Source: Flickr user sarah_mccansChickens have left the farm and are popping up in backyard coops across the country, from spacious suburban lawns to small urban gardens. We took a closer look at the pros and cons of chicken rearing to see if a family coop is all it's cracked up to be — or if we're better off buying our eggs at the store. Read below before you bring home a flock of your own.
- Fresh Eggs
If you're paying top dollar for organic eggs at the grocer, this could save you some serious money — not to mention that the two eggs you can expect to yield from three hens per day on average will taste much better than anything store-bought.
They require little more than feeding, watering, and regular coop upkeep, making them easy to care for compared to other family pets.
- Inexpensive Upkeep
Day-to-day chicken expenses are minimal; for three chickens, you can expect to pay around $25 per month on food and miscellaneous expenses.
- Lush Lawn
Chicken poop is a natural lawn fertilizer. It will do wonders to revive your grass and garden, and if you have chickens in your backyard, you can expect to have a lot of it around!
- Pest Control
These hungry birds will graze away all the pesky bugs and weeds lurking in your backyard, no chemical lawn treatments necessary.
- Fun Pet
While, admittedly, they're nowhere near as engaging as dogs, chickens do have little personalities, and if you raise and handle them from a young age, they'll often let you pet and hold them.
- Expensive Initial Costs
Getting ramped up can be a bit pricey. You have to purchase the chickens; feeding, watering, and heating supplies; and the chicken coop itself, which costs about $500 on average.
- Inconsistent Ordinances
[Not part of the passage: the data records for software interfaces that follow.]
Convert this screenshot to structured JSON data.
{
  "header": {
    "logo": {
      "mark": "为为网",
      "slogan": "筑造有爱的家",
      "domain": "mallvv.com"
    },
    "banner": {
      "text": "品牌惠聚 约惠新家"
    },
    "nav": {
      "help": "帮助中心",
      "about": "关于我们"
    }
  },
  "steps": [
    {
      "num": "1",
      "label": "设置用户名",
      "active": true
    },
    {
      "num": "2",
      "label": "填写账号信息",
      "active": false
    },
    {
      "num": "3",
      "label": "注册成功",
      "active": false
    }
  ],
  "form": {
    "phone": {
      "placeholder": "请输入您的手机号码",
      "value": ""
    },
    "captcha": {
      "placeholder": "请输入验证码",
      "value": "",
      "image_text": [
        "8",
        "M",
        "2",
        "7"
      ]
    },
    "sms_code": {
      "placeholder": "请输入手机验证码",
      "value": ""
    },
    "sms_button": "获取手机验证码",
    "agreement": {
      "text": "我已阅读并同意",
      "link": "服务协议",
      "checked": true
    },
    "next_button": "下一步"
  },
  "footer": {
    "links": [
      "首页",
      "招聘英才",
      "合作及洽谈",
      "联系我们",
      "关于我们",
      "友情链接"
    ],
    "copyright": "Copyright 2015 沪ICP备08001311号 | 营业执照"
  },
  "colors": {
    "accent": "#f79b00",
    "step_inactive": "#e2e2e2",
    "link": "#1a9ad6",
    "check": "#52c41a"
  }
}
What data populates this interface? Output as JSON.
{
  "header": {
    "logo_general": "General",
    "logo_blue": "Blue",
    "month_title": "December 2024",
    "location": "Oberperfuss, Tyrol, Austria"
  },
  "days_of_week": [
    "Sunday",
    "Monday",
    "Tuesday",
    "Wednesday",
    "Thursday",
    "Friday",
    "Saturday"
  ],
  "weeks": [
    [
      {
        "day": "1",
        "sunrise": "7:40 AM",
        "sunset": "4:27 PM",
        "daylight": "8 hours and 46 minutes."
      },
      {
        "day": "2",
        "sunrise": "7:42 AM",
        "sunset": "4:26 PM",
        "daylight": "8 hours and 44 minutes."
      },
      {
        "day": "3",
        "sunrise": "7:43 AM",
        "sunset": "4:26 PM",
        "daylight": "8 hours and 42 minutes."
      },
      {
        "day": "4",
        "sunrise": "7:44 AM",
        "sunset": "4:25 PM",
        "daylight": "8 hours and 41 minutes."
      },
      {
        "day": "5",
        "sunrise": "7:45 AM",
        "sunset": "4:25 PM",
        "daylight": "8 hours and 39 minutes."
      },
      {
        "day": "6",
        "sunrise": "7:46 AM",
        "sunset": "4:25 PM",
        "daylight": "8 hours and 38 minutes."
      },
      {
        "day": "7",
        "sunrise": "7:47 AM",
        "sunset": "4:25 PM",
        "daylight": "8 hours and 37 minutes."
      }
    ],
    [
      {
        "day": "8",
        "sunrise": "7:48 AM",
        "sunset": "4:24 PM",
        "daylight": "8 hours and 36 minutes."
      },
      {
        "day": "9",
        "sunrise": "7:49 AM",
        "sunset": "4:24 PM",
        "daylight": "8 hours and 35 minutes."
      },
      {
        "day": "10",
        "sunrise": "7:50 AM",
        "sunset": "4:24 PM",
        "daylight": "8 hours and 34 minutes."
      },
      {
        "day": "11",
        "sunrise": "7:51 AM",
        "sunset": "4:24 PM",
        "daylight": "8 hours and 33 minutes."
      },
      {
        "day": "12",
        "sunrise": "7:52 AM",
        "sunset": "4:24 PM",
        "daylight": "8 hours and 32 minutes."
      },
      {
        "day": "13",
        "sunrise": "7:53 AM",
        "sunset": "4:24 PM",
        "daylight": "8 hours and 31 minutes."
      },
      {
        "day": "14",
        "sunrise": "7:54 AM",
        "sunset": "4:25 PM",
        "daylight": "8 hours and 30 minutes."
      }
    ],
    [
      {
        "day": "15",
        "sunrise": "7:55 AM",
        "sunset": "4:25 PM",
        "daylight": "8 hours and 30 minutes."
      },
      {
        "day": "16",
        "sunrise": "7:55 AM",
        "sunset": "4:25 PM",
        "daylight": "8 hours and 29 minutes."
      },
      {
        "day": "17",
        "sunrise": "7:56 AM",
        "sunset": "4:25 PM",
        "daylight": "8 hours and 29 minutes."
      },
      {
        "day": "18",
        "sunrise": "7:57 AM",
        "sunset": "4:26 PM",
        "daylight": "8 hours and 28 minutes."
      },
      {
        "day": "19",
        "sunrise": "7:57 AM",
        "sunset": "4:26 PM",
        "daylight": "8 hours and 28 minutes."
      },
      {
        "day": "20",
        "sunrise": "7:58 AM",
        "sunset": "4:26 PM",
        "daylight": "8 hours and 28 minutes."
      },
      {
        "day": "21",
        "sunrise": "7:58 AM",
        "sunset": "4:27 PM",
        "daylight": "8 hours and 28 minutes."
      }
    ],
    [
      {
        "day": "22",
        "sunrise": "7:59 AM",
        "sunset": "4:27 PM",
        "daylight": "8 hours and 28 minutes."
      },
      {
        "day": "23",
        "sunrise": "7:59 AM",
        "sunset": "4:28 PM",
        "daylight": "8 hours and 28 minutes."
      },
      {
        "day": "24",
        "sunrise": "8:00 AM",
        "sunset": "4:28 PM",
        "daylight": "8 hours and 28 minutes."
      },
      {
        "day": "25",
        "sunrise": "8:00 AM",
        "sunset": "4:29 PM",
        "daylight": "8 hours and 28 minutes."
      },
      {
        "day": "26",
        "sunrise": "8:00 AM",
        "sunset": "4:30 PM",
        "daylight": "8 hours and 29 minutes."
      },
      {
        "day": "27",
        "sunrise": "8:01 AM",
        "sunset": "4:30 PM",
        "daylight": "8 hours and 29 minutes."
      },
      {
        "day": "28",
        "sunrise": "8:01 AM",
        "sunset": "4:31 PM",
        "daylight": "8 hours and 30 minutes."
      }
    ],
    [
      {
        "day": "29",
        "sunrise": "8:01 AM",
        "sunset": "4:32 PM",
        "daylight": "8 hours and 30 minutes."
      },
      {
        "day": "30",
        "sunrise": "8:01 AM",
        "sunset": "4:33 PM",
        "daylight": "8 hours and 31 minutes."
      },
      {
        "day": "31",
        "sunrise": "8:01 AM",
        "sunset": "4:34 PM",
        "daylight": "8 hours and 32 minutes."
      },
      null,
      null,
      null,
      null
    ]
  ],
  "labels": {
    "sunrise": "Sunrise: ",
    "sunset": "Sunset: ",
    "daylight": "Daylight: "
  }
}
The rules surrounding what is and isn't allowed in terms of backyard chickens vary from city to city, and you must make sure your backyard coop abides by the ordinance in your specific area.
- Unhappy Neighbors
Those living next door to you might not be as excited about your new pets as you are — but you can always try to win them over by not purchasing a noisy rooster and by being generous with your fresh eggs.
- Breed Incompatibility
Each chicken breed has its own personality, from the strong egg-layers to the more brooding types. If you pick a chicken breed that doesn't match with your needs and lifestyle, you could run into trouble.
- Coop Upkeep
While chickens are relatively low-maintenance, they're not zero-maintenance. Their coop must be kept clean, dry, and well ventilated, and they need a steady supply of fresh food and water available to them. If you travel a lot or are squeamish about picking up poop, they're probably not for you.
- Destructive Tendencies
Left to roam unsupervised, chickens can do some real yard damage — bye-bye, pretty landscaping and flowers.
- Natural Predators
Chickens have many natural predators, from coyotes to domestic dogs. Even when taking precautions, like getting chickens into their coop before dark and making their coop as break-in-proof as possible, it's likely that you'll lose chickens to predators at some point.
Source: Flickr user roseannadana